## WHAT THE EXERCISE ASKS
Which lines in the records below include the word "icon"? Report each of them in full.

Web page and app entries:

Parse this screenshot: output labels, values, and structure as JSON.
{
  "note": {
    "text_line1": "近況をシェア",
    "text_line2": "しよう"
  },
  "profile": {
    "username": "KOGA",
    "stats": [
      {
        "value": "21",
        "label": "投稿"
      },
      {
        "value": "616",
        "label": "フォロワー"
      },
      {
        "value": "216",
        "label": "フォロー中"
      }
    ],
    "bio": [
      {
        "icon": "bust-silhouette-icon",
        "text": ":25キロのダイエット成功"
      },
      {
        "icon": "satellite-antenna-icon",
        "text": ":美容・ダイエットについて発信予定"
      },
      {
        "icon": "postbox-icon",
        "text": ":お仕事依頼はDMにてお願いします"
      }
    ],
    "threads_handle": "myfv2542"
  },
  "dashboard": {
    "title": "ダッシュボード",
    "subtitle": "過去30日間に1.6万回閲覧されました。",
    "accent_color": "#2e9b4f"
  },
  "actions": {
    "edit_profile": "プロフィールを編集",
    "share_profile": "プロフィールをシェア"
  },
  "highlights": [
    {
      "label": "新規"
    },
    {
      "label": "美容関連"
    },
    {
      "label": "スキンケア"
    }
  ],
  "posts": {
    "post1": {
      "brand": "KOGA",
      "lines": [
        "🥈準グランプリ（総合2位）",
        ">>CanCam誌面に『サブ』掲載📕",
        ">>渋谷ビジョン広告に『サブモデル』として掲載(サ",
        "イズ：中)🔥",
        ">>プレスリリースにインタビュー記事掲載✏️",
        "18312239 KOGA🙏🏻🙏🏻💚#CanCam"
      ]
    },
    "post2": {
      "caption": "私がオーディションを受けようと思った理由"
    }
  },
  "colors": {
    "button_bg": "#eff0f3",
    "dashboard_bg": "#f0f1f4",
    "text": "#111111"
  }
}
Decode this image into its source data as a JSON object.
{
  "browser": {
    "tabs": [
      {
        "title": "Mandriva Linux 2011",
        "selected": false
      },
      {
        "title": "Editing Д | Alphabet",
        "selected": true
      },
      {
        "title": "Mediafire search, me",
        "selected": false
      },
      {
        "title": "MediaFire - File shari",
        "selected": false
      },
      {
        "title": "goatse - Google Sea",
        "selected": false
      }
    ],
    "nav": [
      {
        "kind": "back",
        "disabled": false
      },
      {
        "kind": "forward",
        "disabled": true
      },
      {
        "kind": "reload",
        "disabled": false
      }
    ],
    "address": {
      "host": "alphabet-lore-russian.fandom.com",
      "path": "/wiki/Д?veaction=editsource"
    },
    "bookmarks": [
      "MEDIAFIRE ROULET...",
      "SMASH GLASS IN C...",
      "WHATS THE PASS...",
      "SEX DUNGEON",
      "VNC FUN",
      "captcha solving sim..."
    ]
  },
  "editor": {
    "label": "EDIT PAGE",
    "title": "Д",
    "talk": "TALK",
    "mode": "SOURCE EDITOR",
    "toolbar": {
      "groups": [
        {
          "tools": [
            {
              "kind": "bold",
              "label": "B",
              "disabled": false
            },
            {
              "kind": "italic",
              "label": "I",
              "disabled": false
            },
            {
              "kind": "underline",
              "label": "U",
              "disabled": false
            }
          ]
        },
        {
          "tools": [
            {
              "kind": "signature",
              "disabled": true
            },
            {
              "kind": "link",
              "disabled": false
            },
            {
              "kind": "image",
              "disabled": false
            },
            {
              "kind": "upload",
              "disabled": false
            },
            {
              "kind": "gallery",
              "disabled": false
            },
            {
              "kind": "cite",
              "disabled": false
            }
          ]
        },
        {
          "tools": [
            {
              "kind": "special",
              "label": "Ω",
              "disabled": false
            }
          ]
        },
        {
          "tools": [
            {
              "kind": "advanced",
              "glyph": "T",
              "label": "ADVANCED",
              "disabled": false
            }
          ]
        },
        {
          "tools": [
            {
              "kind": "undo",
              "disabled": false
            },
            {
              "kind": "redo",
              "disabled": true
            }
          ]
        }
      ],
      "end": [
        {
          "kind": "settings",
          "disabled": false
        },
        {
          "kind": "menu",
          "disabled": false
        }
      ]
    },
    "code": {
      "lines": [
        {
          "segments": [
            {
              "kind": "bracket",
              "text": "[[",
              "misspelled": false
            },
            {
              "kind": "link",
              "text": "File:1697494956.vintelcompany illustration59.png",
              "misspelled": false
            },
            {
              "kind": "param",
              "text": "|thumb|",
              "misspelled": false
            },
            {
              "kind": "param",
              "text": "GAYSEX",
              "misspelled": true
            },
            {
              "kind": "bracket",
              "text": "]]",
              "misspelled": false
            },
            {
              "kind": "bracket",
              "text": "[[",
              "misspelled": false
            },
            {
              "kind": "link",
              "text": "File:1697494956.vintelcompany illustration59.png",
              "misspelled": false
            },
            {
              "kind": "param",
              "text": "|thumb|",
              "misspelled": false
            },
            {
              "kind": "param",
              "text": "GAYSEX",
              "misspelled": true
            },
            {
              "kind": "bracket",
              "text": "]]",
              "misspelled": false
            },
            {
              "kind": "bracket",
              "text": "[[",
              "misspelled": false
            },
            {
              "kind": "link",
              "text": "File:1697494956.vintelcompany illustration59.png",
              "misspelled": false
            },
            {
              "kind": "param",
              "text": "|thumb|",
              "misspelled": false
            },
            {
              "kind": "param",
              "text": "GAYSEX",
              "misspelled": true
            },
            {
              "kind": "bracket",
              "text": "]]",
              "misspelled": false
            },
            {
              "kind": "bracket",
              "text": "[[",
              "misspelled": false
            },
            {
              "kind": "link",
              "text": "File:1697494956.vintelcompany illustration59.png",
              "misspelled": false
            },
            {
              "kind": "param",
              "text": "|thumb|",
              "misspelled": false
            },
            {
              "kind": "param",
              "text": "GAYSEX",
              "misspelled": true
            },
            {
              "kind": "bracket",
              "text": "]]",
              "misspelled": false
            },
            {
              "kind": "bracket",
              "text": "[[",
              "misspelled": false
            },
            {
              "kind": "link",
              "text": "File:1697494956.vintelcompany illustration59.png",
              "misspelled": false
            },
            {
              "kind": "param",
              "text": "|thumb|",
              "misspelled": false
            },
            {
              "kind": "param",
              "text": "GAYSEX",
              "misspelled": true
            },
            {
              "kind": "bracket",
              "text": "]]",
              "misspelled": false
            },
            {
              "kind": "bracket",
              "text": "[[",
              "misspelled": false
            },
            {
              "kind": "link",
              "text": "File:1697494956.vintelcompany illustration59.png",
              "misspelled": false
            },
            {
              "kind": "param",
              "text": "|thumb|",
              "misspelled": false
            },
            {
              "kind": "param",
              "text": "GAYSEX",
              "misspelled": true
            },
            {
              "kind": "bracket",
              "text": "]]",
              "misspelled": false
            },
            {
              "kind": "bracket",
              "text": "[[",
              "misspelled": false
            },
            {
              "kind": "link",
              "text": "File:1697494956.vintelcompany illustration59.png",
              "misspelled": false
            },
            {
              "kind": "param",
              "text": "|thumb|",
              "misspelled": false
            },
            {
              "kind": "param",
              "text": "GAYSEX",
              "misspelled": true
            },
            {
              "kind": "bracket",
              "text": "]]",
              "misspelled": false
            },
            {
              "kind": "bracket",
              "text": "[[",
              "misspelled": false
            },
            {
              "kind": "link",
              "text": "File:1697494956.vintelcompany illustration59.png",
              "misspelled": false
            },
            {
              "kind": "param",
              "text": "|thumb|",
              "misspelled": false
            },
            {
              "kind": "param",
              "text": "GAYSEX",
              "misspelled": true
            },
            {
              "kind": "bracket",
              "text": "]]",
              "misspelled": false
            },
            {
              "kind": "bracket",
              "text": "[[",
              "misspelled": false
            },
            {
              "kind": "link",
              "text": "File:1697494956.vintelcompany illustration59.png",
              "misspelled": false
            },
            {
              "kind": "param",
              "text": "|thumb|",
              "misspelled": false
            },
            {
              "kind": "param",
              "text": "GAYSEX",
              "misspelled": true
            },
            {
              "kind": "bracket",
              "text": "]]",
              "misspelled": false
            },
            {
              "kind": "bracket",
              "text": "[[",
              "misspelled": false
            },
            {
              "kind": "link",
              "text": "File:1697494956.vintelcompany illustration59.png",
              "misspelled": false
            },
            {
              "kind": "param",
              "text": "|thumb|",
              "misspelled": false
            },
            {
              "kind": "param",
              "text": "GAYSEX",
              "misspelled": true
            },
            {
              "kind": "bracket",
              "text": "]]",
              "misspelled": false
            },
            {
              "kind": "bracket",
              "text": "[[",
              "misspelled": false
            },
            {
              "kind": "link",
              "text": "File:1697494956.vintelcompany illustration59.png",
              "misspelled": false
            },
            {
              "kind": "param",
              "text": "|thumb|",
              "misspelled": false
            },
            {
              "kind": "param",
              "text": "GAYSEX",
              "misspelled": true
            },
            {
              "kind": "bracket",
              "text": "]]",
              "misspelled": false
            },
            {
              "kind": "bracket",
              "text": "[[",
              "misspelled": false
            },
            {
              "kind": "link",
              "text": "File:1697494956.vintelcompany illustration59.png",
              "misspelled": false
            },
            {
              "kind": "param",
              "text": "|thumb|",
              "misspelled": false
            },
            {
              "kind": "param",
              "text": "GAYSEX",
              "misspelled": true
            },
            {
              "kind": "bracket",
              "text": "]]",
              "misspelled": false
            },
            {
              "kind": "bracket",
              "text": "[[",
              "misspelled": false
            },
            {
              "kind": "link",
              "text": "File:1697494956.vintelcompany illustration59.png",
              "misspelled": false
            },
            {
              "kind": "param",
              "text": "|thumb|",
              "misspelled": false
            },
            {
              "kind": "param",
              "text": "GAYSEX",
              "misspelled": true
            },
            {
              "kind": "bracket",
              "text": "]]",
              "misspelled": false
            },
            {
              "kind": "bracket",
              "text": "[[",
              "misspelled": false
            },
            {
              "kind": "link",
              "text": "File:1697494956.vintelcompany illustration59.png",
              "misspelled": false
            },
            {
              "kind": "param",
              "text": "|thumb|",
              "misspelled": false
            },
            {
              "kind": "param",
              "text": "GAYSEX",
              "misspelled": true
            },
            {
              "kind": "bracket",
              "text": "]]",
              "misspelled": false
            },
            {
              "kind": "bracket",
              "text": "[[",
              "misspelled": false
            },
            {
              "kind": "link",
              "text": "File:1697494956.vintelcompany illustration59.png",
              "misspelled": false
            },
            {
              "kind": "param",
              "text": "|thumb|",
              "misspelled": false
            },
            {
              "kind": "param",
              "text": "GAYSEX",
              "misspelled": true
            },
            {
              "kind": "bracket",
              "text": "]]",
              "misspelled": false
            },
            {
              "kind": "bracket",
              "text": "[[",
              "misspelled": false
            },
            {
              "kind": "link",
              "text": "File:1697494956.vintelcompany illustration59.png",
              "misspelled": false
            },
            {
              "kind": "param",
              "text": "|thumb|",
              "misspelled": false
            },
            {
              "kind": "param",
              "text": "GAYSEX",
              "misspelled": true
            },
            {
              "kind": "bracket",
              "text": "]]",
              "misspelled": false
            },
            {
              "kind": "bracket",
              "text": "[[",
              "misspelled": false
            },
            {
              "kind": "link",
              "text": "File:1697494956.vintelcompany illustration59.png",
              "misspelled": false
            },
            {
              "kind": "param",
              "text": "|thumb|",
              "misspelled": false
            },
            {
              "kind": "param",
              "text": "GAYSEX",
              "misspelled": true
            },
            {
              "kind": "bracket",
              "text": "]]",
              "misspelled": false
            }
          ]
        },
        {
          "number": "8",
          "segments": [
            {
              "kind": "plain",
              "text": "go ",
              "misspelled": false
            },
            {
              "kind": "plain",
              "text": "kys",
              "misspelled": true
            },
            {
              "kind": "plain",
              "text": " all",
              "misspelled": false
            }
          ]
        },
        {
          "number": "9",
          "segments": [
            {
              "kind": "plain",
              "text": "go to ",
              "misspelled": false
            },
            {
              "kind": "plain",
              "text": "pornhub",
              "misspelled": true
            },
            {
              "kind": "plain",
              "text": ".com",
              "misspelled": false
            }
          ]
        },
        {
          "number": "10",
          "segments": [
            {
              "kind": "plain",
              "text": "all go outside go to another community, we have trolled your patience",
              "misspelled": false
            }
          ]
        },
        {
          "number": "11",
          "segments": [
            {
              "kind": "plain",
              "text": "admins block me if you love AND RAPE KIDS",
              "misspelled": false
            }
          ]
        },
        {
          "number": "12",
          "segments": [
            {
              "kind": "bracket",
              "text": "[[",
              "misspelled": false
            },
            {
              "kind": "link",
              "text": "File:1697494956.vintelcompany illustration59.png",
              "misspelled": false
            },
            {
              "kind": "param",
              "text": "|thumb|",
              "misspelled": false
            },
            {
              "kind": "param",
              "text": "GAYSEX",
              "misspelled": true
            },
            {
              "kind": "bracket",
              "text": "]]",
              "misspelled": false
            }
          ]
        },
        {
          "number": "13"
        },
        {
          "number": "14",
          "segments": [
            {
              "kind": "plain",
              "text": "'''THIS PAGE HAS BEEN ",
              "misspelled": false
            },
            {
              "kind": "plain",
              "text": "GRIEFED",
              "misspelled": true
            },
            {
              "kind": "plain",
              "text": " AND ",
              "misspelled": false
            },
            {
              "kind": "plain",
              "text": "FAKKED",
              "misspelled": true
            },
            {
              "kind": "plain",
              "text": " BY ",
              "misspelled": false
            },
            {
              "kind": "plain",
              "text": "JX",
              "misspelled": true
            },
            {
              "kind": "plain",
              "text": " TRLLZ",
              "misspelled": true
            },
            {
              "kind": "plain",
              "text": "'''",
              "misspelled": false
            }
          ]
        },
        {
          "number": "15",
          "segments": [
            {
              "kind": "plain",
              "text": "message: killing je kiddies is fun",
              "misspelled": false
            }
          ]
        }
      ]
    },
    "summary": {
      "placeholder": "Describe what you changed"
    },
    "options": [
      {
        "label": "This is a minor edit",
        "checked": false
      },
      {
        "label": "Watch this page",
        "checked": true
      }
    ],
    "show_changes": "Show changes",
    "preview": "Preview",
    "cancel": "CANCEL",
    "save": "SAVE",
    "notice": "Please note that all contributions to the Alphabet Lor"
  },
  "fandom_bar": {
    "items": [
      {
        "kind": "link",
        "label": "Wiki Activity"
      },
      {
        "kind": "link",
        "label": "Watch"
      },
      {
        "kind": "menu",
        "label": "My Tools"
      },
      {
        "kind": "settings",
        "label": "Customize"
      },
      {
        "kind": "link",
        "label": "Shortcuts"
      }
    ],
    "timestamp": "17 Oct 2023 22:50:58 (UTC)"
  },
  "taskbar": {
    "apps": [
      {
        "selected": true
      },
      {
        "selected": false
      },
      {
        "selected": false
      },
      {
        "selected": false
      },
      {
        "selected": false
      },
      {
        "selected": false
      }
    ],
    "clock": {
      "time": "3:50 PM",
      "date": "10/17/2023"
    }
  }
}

## SOLVED EXERCISE
        "icon": "bust-silhouette-icon",
        "icon": "satellite-antenna-icon",
        "icon": "postbox-icon",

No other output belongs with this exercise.